Entrepreneurs, you are indeed risk takers. You are "idea" people with creative minds constantly thinking outside of the box. Most of you do not know that there is a box. Attorneys, on the other hand, are trained to stay in the box and to spot the potential pitfalls that could cost a company time, money and possible lawsuits. While there is nothing wrong with thinking outside of the box, every business owner needs the right business attorney to balance your entrepreneurial spirit with the perimeters of the law. While this may sound confining to you, the visionary, a good business attorney allows a company to grow by keeping the impediments of a lawsuit or other disputes at bay. Entrepreneurs, we know you see attorneys as wardens, doling out warnings and restricting your ideas, but in actuality we share in your vision. We just help you minimize risk to get there and beyond.

How do we effectively combat international online piracy?


Article Published in the Los Angeles Daily Journal - Vol. 125, No. 021

Online piracy problem calls for global attack,

not US business-based approach

The power of the Internet continues to show its strength, whether it stems from intellectual property pirates or from mass online opposition to laws proposed to stop international online piracy. The online communities’ recent efforts in mobilizing millions to express opposition to the Stop Online Piracy Act are arguably unprecedented. Companies such as Google, Wikipedia and others rallied support to table Rep. Lamar Smith’s (R-Texas) online piracy bill. The bill’s goal is to curb international online piracy from foreign rogue sites. It’s alleged that these sites cheat U.S. companies out of millions of dollars in revenue and purportedly cost substantial U.S job loss, according to backers such as the Motion Picture Association of America and the U.S. Chamber of Commerce.

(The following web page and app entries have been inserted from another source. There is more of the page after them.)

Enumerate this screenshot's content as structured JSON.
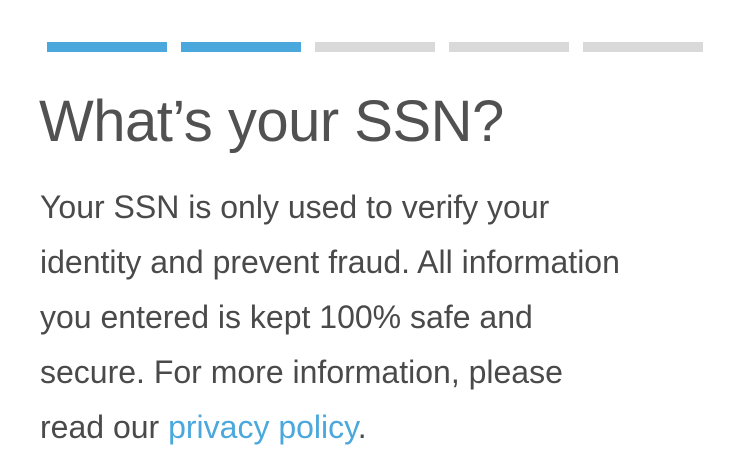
{
  "progress": {
    "total_steps": 5,
    "completed_steps": 2,
    "colors": {
      "completed": "#4aa8dc",
      "remaining": "#d9d9d9"
    }
  },
  "heading": {
    "title": "What’s your SSN?"
  },
  "body": {
    "lines": [
      "Your SSN is only used to verify your",
      "identity and prevent fraud. All information",
      "you entered is kept 100% safe and",
      "secure. For more information, please"
    ],
    "last_line_prefix": "read our ",
    "link_text": "privacy policy",
    "last_line_suffix": "."
  },
  "colors": {
    "link": "#4aa8dc",
    "text": "#4a4a4a",
    "title": "#515151"
  }
}
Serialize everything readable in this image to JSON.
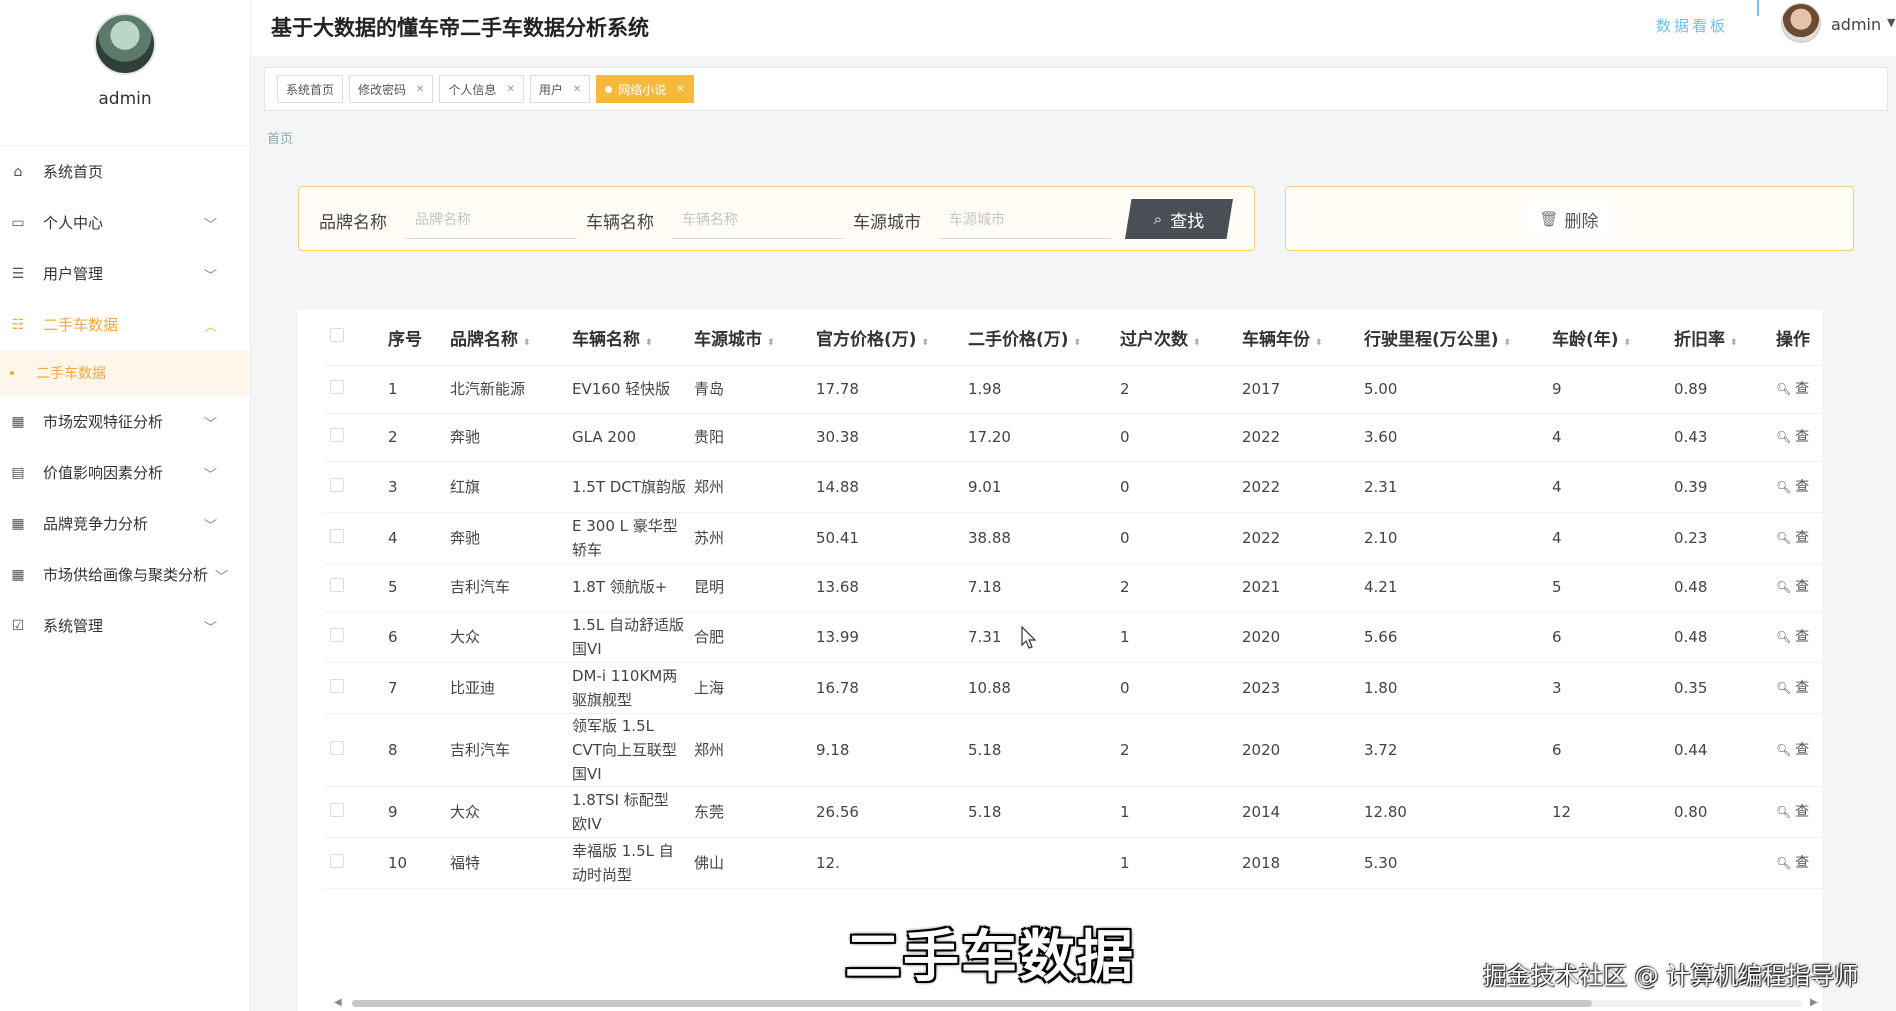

The two powerful groups involved in the controversy are the entertainment industry in Hollywood and technology companies. While Hollywood argues the legislation comports with the bill’s goals, the technology companies stress that, as written, the law places an undue burden on online businesses by forcing them to police the Internet, threatens Internet innovation and free speech, and blocks access to entire domain names if infringing material is placed on a blog or single webpage. Technology companies also contend that the bill’s ambiguous language creates the risk of unfettered online policing of companies without any real checks and balances. While this battle seems to have reduced to a simmer, another option has been introduced; one that is more palatable to the technology industry, but still not embraced by Hollywood and its supporters: the OPEN ACT (Online Protection and Enforcement of Digital Trade Act). This legislation aims to stop money transfers to foreign websites that “primarily” and “willfully” infringe upon the rights of U.S. intellectual property holders. Whereas the Stop Online Piracy Act (and also its cousin, PROTECT IP) sought to have an entire site taken down even if the infringement is contained in just one page or one blog.   ...<Continue Reading>